### WORK ITEM
Using the entries below, quote exactly the span of lines that begins with the line containing "Give me the" and ends with the final line.

App and web page records

☆ ☆ ☆ ☆ ☆

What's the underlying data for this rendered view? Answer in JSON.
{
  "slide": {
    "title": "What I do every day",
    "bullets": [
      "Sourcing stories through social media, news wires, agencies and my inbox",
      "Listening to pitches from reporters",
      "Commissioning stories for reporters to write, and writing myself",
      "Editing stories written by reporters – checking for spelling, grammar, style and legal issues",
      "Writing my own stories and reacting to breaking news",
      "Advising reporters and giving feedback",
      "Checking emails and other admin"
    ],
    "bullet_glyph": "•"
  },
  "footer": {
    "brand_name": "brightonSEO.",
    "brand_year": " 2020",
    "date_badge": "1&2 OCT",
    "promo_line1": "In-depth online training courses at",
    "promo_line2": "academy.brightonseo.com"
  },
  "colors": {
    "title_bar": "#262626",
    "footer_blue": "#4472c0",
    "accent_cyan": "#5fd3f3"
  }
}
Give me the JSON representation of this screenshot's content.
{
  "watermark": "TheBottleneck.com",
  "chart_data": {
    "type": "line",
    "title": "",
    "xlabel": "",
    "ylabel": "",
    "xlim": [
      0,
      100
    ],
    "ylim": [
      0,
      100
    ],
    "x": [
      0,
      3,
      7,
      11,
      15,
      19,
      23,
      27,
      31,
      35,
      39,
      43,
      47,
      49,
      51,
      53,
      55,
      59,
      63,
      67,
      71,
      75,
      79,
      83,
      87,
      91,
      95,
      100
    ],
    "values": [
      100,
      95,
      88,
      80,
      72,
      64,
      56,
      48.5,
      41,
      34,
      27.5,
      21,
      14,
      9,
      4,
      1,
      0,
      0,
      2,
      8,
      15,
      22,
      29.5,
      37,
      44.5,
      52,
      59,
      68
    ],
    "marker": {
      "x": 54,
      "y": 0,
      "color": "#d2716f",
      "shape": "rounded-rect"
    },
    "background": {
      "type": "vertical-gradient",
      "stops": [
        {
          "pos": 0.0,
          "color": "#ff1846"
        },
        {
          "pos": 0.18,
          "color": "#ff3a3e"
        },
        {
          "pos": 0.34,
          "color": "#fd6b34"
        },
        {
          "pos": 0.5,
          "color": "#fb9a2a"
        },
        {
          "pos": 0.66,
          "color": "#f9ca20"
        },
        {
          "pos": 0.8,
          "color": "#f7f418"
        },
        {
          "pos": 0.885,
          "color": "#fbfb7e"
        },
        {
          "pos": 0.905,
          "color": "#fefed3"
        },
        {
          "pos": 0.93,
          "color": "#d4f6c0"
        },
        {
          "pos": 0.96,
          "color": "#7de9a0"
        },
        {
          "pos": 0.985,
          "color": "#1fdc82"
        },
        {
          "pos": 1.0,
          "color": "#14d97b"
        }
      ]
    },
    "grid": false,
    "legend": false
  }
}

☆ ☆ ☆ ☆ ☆

### COMPLETED TASK
Give me the JSON representation of this screenshot's content.
{
  "watermark": "TheBottleneck.com",
  "chart_data": {
    "type": "line",
    "title": "",
    "xlabel": "",
    "ylabel": "",
    "xlim": [
      0,
      100
    ],
    "ylim": [
      0,
      100
    ],
    "x": [
      0,
      3,
      7,
      11,
      15,
      19,
      23,
      27,
      31,
      35,
      39,
      43,
      47,
      49,
      51,
      53,
      55,
      59,
      63,
      67,
      71,
      75,
      79,
      83,
      87,
      91,
      95,
      100
    ],
    "values": [
      100,
      95,
      88,
      80,
      72,
      64,
      56,
      48.5,
      41,
      34,
      27.5,
      21,
      14,
      9,
      4,
      1,
      0,
      0,
      2,
      8,
      15,
      22,
      29.5,
      37,
      44.5,
      52,
      59,
      68
    ],
    "marker": {
      "x": 54,
      "y": 0,
      "color": "#d2716f",
      "shape": "rounded-rect"
    },
    "background": {
      "type": "vertical-gradient",
      "stops": [
        {
          "pos": 0.0,
          "color": "#ff1846"
        },
        {
          "pos": 0.18,
          "color": "#ff3a3e"
        },
        {
          "pos": 0.34,
          "color": "#fd6b34"
        },
        {
          "pos": 0.5,
          "color": "#fb9a2a"
        },
        {
          "pos": 0.66,
          "color": "#f9ca20"
        },
        {
          "pos": 0.8,
          "color": "#f7f418"
        },
        {
          "pos": 0.885,
          "color": "#fbfb7e"
        },
        {
          "pos": 0.905,
          "color": "#fefed3"
        },
        {
          "pos": 0.93,
          "color": "#d4f6c0"
        },
        {
          "pos": 0.96,
          "color": "#7de9a0"
        },
        {
          "pos": 0.985,
          "color": "#1fdc82"
        },
        {
          "pos": 1.0,
          "color": "#14d97b"
        }
      ]
    },
    "grid": false,
    "legend": false
  }
}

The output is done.